You may not be able to become pregnant or father a child after treatment with these drugs. Talk to your doctor before starting treatment if you think you may want to have a baby in the future. Men may be able to store sperm before starting treatment. Women may be able to store eggs or ovarian tissue but this is rare.

Breastfeeding 

Don’t breastfeed during this treatment because the drugs may come through in your breast milk.

Treatment for other conditions 

Always tell other doctors, nurses, pharmacists or dentists that you’re having this treatment if you need treatment for anything else, including teeth problems.

Immunisations 

Don’t have immunisations with live vaccines while you’re having treatment and for up to 12 months afterwards. The length of time depends on the treatment you are having. Ask your doctor or pharmacist how long you should avoid live vaccinations.

In the UK, live vaccines include rubella, mumps, measles, BCG, yellow fever and the shingles vaccine (Zostavax).

You can:

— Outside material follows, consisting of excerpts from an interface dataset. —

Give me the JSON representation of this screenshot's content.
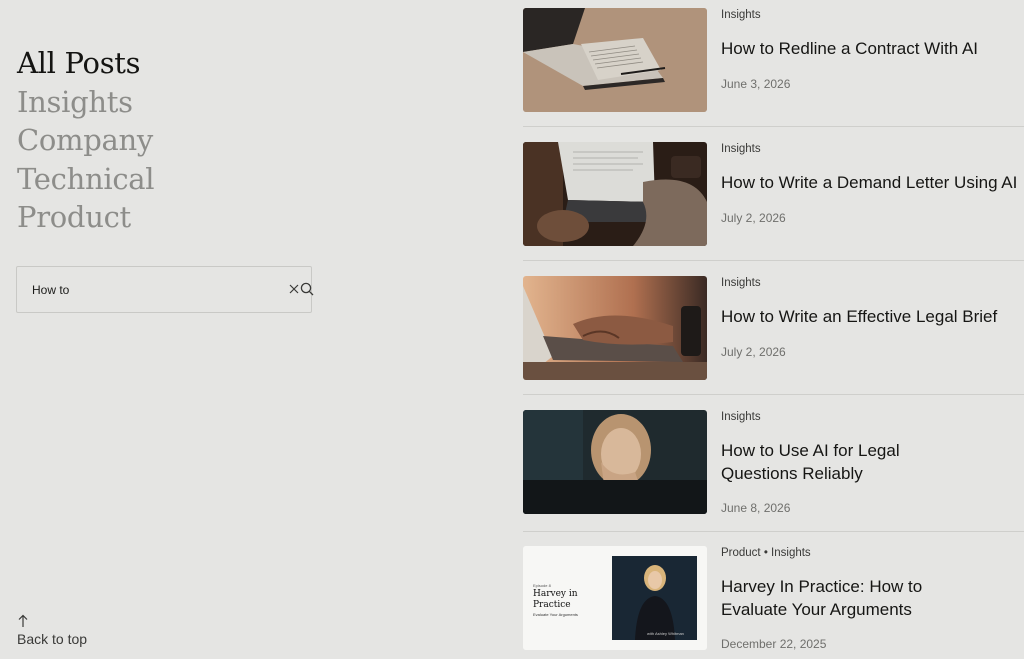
{
  "nav": {
    "items": [
      {
        "label": "All Posts",
        "active": true
      },
      {
        "label": "Insights",
        "active": false
      },
      {
        "label": "Company",
        "active": false
      },
      {
        "label": "Technical",
        "active": false
      },
      {
        "label": "Product",
        "active": false
      }
    ]
  },
  "search": {
    "value": "How to",
    "clear_icon": "close-icon",
    "search_icon": "search-icon"
  },
  "back_to_top": {
    "label": "Back to top",
    "icon": "arrow-up-icon"
  },
  "posts": [
    {
      "category": "Insights",
      "title": "How to Redline a Contract With AI",
      "title_lines": [
        "How to Redline a Contract With AI"
      ],
      "date": "June 3, 2026",
      "image": "laptop-on-table"
    },
    {
      "category": "Insights",
      "title": "How to Write a Demand Letter Using AI",
      "title_lines": [
        "How to Write a Demand Letter Using AI"
      ],
      "date": "July 2, 2026",
      "image": "person-typing-laptop-dark"
    },
    {
      "category": "Insights",
      "title": "How to Write an Effective Legal Brief",
      "title_lines": [
        "How to Write an Effective Legal Brief"
      ],
      "date": "July 2, 2026",
      "image": "hands-on-keyboard"
    },
    {
      "category": "Insights",
      "title": "How to Use AI for Legal Questions Reliably",
      "title_lines": [
        "How to Use AI for Legal",
        "Questions Reliably"
      ],
      "date": "June 8, 2026",
      "image": "woman-at-screen"
    },
    {
      "category": "Product • Insights",
      "title": "Harvey In Practice: How to Evaluate Your Arguments",
      "title_lines": [
        "Harvey In Practice: How to",
        "Evaluate Your Arguments"
      ],
      "date": "December 22, 2025",
      "image": "harvey-in-practice-card",
      "thumb_text": {
        "episode": "Episode 8",
        "headline_1": "Harvey in",
        "headline_2": "Practice",
        "sub": "Evaluate Your Arguments",
        "caption": "with Ashley Whitman"
      }
    }
  ],
  "colors": {
    "background": "#e5e5e3",
    "nav_active": "#141412",
    "nav_inactive": "#8d8d8a"
  }
}
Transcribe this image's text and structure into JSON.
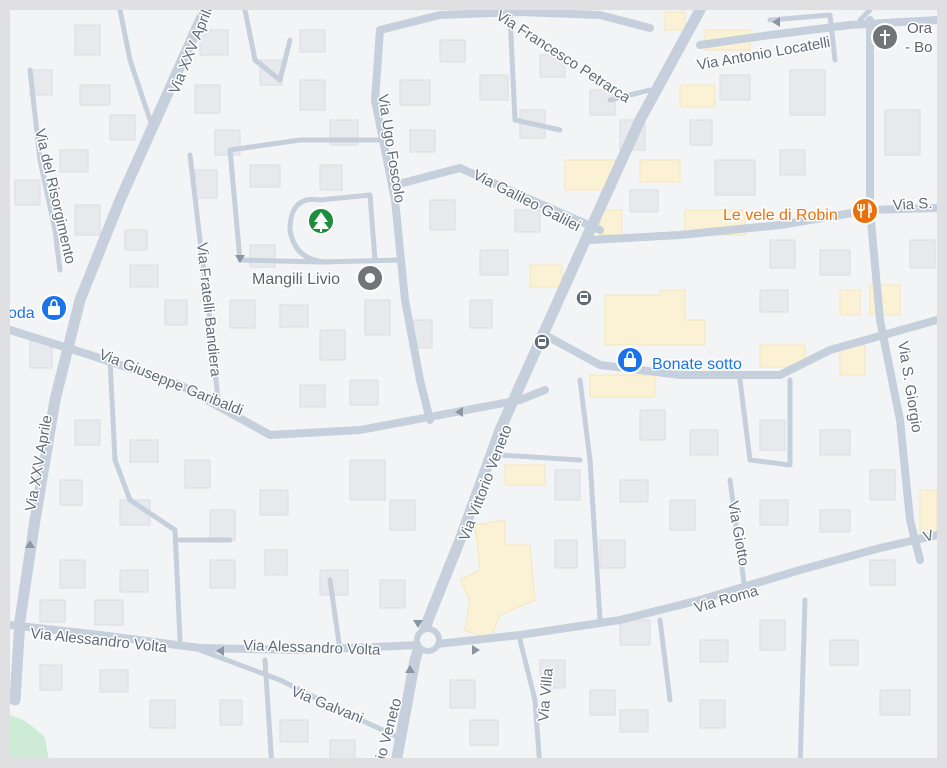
{
  "map": {
    "streets": {
      "petrarca": "Via Francesco Petrarca",
      "locatelli": "Via Antonio Locatelli",
      "xxv_aprile_top": "Via XXV Aprile",
      "xxv_aprile_left": "Via XXV Aprile",
      "risorgimento": "Via del Risorgimento",
      "foscolo": "Via Ugo Foscolo",
      "galilei": "Via Galileo Galilei",
      "bandiera": "Via Fratelli Bandiera",
      "garibaldi": "Via Giuseppe Garibaldi",
      "veneto": "Via Vittorio Veneto",
      "veneto_bottom": "rio Veneto",
      "roma": "Via Roma",
      "volta_left": "Via Alessandro Volta",
      "volta_right": "Via Alessandro Volta",
      "galvani": "Via Galvani",
      "villa": "Via Villa",
      "giotto": "Via Giotto",
      "sgiorgio": "Via S. Giorgio",
      "vias_right": "Via S.",
      "v_edge": "V"
    },
    "pois": {
      "mangili": "Mangili Livio",
      "bonate": "Bonate sotto",
      "vele": "Le vele di Robin",
      "shop_left": "oda",
      "church_line1": "Ora",
      "church_line2": "- Bo"
    },
    "colors": {
      "background": "#f3f4f6",
      "road": "#c5d0dc",
      "building": "#e8e9ed",
      "building_yellow": "#fbf2d6",
      "poi_blue": "#1a73e8",
      "poi_orange": "#e8710a",
      "poi_green": "#1e8e3e",
      "poi_gray": "#70757a",
      "street_label": "#5f6b78",
      "park": "#cdebd5"
    },
    "icons": {
      "park": "tree-icon",
      "place": "place-pin-icon",
      "shopping": "shopping-bag-icon",
      "restaurant": "fork-knife-icon",
      "church": "cross-icon",
      "bus": "bus-icon"
    }
  }
}
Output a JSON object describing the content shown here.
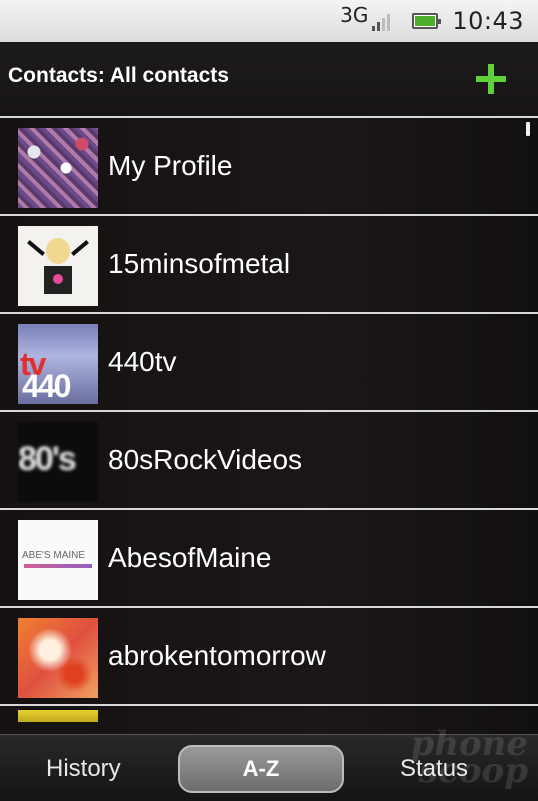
{
  "status_bar": {
    "network": "3G",
    "signal_icon": "signal-bars-icon",
    "battery_icon": "battery-icon",
    "time": "10:43"
  },
  "header": {
    "title": "Contacts: All contacts",
    "add_icon": "plus-icon",
    "accent_color": "#5fd13a"
  },
  "contacts": [
    {
      "name": "My Profile"
    },
    {
      "name": "15minsofmetal"
    },
    {
      "name": "440tv",
      "thumb_text": "440",
      "thumb_text_accent": "tv"
    },
    {
      "name": "80sRockVideos",
      "thumb_text": "80's"
    },
    {
      "name": "AbesofMaine",
      "thumb_text": "ABE'S MAINE"
    },
    {
      "name": "abrokentomorrow"
    }
  ],
  "tabs": [
    {
      "label": "History",
      "selected": false
    },
    {
      "label": "A-Z",
      "selected": true
    },
    {
      "label": "Status",
      "selected": false
    }
  ],
  "watermark": {
    "line1": "phone",
    "line2": "scoop"
  }
}
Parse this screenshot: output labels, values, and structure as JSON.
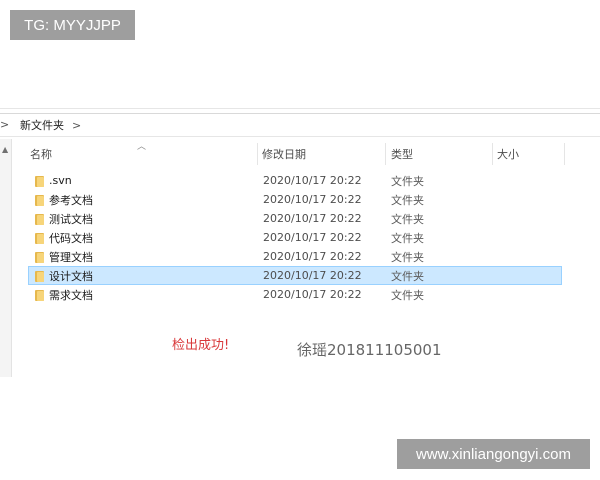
{
  "watermarks": {
    "top_left": "TG: MYYJJPP",
    "bottom_right": "www.xinliangongyi.com"
  },
  "address_bar": {
    "lead_glyph": ">",
    "path": "新文件夹",
    "separator": ">"
  },
  "columns": {
    "name": "名称",
    "modified": "修改日期",
    "type": "类型",
    "size": "大小"
  },
  "files": [
    {
      "name": ".svn",
      "modified": "2020/10/17 20:22",
      "type": "文件夹",
      "selected": false
    },
    {
      "name": "参考文档",
      "modified": "2020/10/17 20:22",
      "type": "文件夹",
      "selected": false
    },
    {
      "name": "测试文档",
      "modified": "2020/10/17 20:22",
      "type": "文件夹",
      "selected": false
    },
    {
      "name": "代码文档",
      "modified": "2020/10/17 20:22",
      "type": "文件夹",
      "selected": false
    },
    {
      "name": "管理文档",
      "modified": "2020/10/17 20:22",
      "type": "文件夹",
      "selected": false
    },
    {
      "name": "设计文档",
      "modified": "2020/10/17 20:22",
      "type": "文件夹",
      "selected": true
    },
    {
      "name": "需求文档",
      "modified": "2020/10/17 20:22",
      "type": "文件夹",
      "selected": false
    }
  ],
  "messages": {
    "checkout_success": "检出成功!",
    "author": "徐瑶201811105001"
  },
  "colors": {
    "selection_bg": "#cce8ff",
    "selection_border": "#99d1ff",
    "success_text": "#d9383a",
    "folder": "#f7d57a",
    "watermark_bg": "#9e9e9e"
  }
}
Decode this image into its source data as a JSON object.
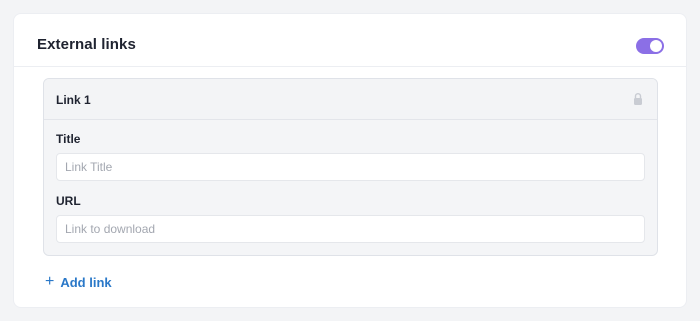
{
  "section": {
    "title": "External links",
    "toggle_on": true,
    "accent_color": "#8b6fe6"
  },
  "links": [
    {
      "header": "Link 1",
      "title_label": "Title",
      "title_placeholder": "Link Title",
      "title_value": "",
      "url_label": "URL",
      "url_placeholder": "Link to download",
      "url_value": "",
      "header_icon": "lock-icon"
    }
  ],
  "add_link": {
    "label": "Add link",
    "icon": "plus-icon",
    "color": "#2a78c8"
  }
}
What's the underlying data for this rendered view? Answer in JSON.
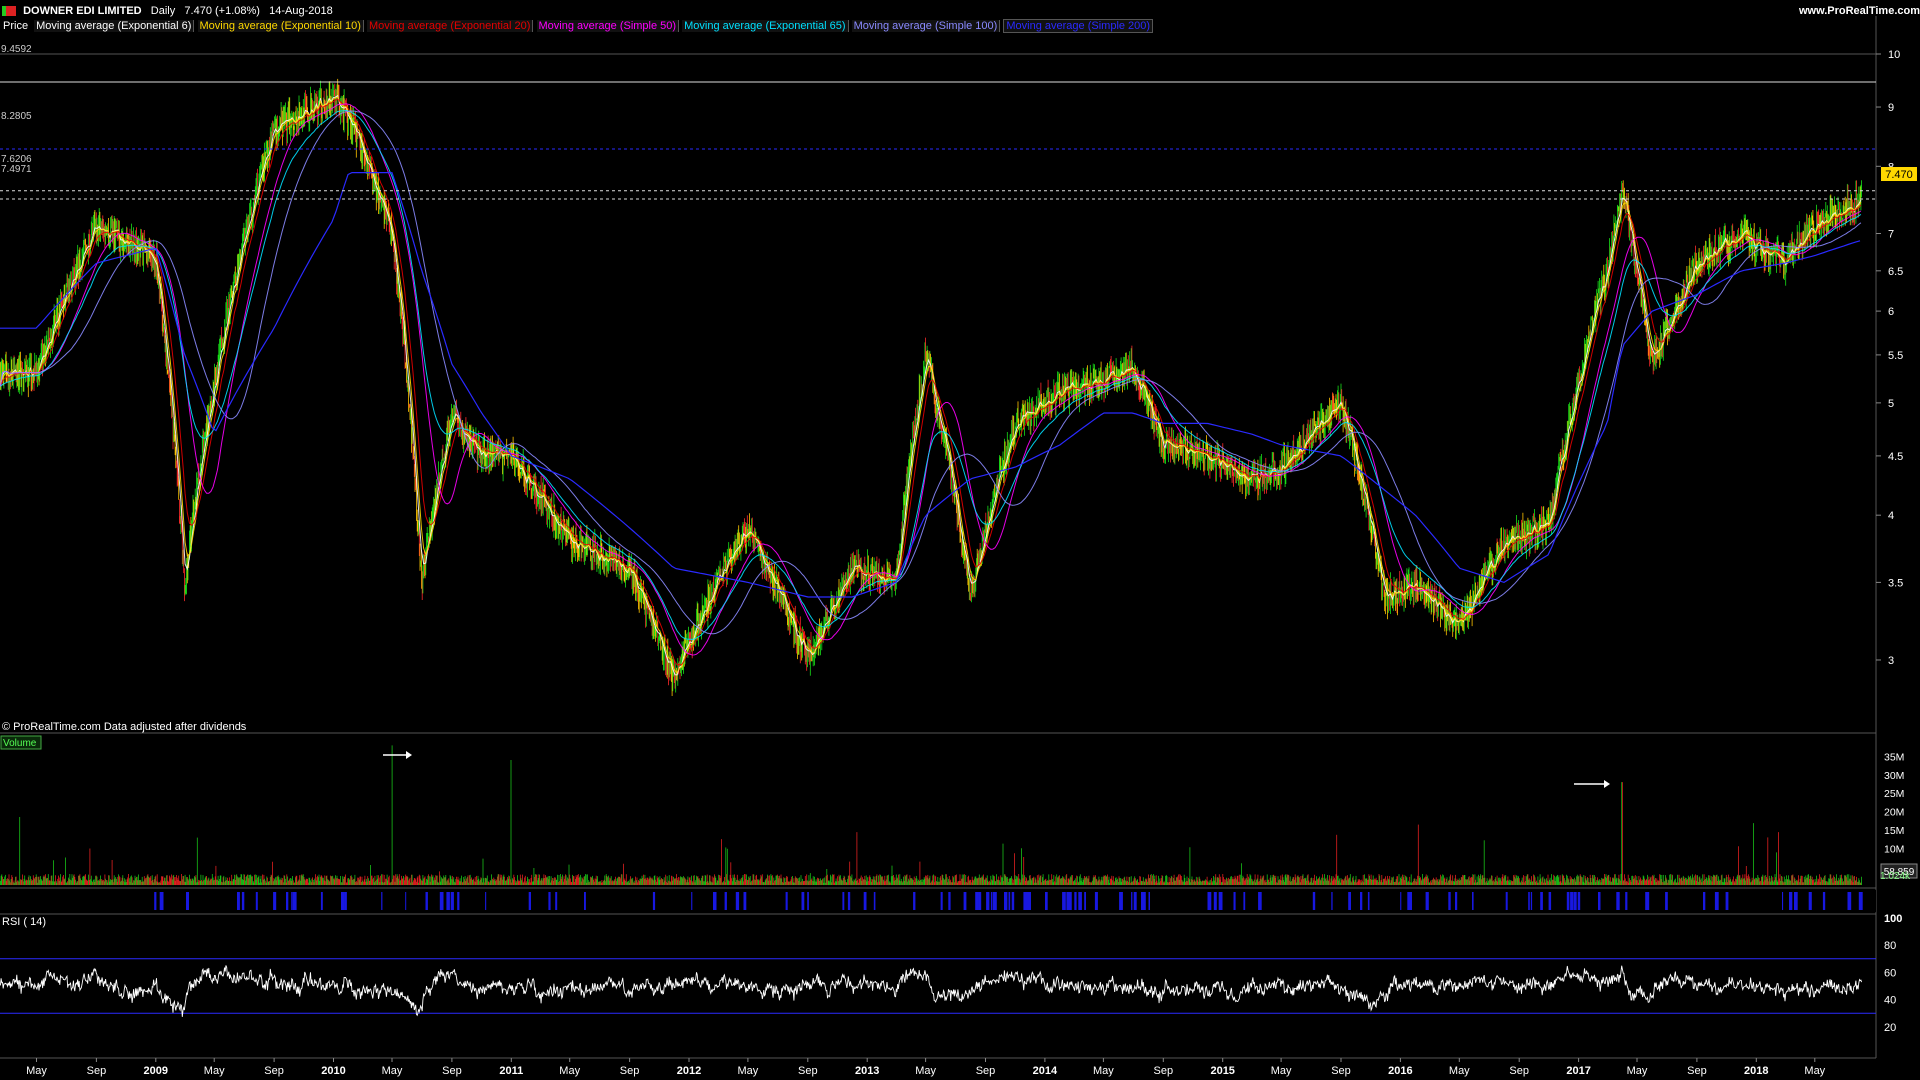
{
  "header": {
    "instrument": "DOWNER EDI LIMITED",
    "interval": "Daily",
    "last": "7.470 (+1.08%)",
    "date": "14-Aug-2018",
    "site": "www.ProRealTime.com"
  },
  "legend": {
    "price": "Price",
    "items": [
      {
        "label": "Moving average (Exponential 6)",
        "color": "#ffffff"
      },
      {
        "label": "Moving average (Exponential 10)",
        "color": "#ffd800"
      },
      {
        "label": "Moving average (Exponential 20)",
        "color": "#e60000"
      },
      {
        "label": "Moving average (Simple 50)",
        "color": "#ff00ff"
      },
      {
        "label": "Moving average (Exponential 65)",
        "color": "#00e0ff"
      },
      {
        "label": "Moving average (Simple 100)",
        "color": "#8a8aff"
      },
      {
        "label": "Moving average (Simple 200)",
        "color": "#2a2aff"
      }
    ]
  },
  "footnote": "© ProRealTime.com  Data adjusted after dividends",
  "price_levels": {
    "high": "9.4592",
    "mid": "8.2805",
    "a": "7.6206",
    "b": "7.4971",
    "current": "7.470"
  },
  "volume_panel": {
    "title": "Volume",
    "current": "1.024k"
  },
  "rsi_panel": {
    "title": "RSI ( 14)",
    "current": "58.859"
  },
  "chart_data": [
    {
      "type": "line",
      "title": "DOWNER EDI LIMITED Daily",
      "y_ticks": [
        3,
        3.5,
        4,
        4.5,
        5,
        5.5,
        6,
        6.5,
        7,
        8,
        9,
        10
      ],
      "ylim": [
        2.6,
        10
      ],
      "log_scale": true,
      "x_ticks": [
        "May",
        "Sep",
        "2009",
        "May",
        "Sep",
        "2010",
        "May",
        "Sep",
        "2011",
        "May",
        "Sep",
        "2012",
        "May",
        "Sep",
        "2013",
        "May",
        "Sep",
        "2014",
        "May",
        "Sep",
        "2015",
        "May",
        "Sep",
        "2016",
        "May",
        "Sep",
        "2017",
        "May",
        "Sep",
        "2018",
        "May"
      ],
      "x": [
        "2008-05",
        "2008-09",
        "2009-01",
        "2009-03",
        "2009-05",
        "2009-09",
        "2010-01",
        "2010-02",
        "2010-05",
        "2010-07",
        "2010-09",
        "2010-11",
        "2011-01",
        "2011-05",
        "2011-09",
        "2011-12",
        "2012-05",
        "2012-09",
        "2012-12",
        "2013-03",
        "2013-05",
        "2013-08",
        "2013-11",
        "2014-02",
        "2014-05",
        "2014-07",
        "2014-09",
        "2014-12",
        "2015-03",
        "2015-05",
        "2015-09",
        "2015-12",
        "2016-02",
        "2016-05",
        "2016-08",
        "2016-11",
        "2017-03",
        "2017-04",
        "2017-06",
        "2017-09",
        "2017-12",
        "2018-03",
        "2018-05",
        "2018-08"
      ],
      "series": [
        {
          "name": "Price",
          "values": [
            5.3,
            7.1,
            6.7,
            3.5,
            5.2,
            8.6,
            9.2,
            8.8,
            7.0,
            3.5,
            4.9,
            4.5,
            4.5,
            3.8,
            3.6,
            2.9,
            3.9,
            3.0,
            3.6,
            3.5,
            5.5,
            3.4,
            4.8,
            5.1,
            5.2,
            5.4,
            4.6,
            4.5,
            4.3,
            4.4,
            5.0,
            3.4,
            3.5,
            3.2,
            3.8,
            3.9,
            6.5,
            7.6,
            5.4,
            6.6,
            7.0,
            6.6,
            7.1,
            7.47
          ]
        },
        {
          "name": "Moving average (Simple 200)",
          "values": [
            5.8,
            6.6,
            6.8,
            5.5,
            4.7,
            5.8,
            7.2,
            7.9,
            7.9,
            6.5,
            5.4,
            4.9,
            4.5,
            4.3,
            3.9,
            3.6,
            3.5,
            3.4,
            3.4,
            3.5,
            4.0,
            4.3,
            4.4,
            4.6,
            4.9,
            4.9,
            4.8,
            4.8,
            4.7,
            4.6,
            4.5,
            4.2,
            4.0,
            3.6,
            3.5,
            3.7,
            4.8,
            5.6,
            6.0,
            6.2,
            6.5,
            6.6,
            6.7,
            6.9
          ]
        }
      ],
      "horizontal_lines": [
        9.4592,
        8.2805,
        7.6206,
        7.4971
      ]
    },
    {
      "type": "bar",
      "title": "Volume",
      "y_ticks": [
        "5.000k",
        "10M",
        "15M",
        "20M",
        "25M",
        "30M",
        "35M"
      ],
      "ylim": [
        0,
        40
      ],
      "notable_spikes_millions": [
        {
          "x": "2010-05",
          "value": 38
        },
        {
          "x": "2011-01",
          "value": 34
        },
        {
          "x": "2017-04",
          "value": 28
        }
      ],
      "typical_millions": 2
    },
    {
      "type": "line",
      "title": "RSI ( 14)",
      "y_ticks": [
        20,
        40,
        60,
        80,
        100
      ],
      "ylim": [
        0,
        100
      ],
      "bands": [
        30,
        70
      ],
      "current": 58.859
    }
  ]
}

  • have other vaccines, but they might not give you as much protection as usual
  • have the flu vaccine (as an injection)
  • be in contact with other people who have had live vaccines as injections

Avoid close contact with people who have recently had live vaccines taken by mouth (oral vaccines) such as oral polio or the typhoid vaccine.

This also includes the rotavirus vaccine given to babies. The virus is in the baby’s poo for up to 2 weeks and could make you ill. So avoid changing their nappies for 2 weeks after their vaccination if possible. Or wear disposable gloves and wash your hands well afterwards.

You should also avoid close contact with children who have had the flu vaccine nasal spray. You should do so for 2 weeks following their vaccination if you have a severely weakened immune system.

More information about this treatment

For further information about this treatment go to the electronic Medicines Compendium (eMC) website.

You can report any side effect you have to the Medicines Health and Regulatory Authority (MHRA) as part of their Yellow Card Scheme.

Information and help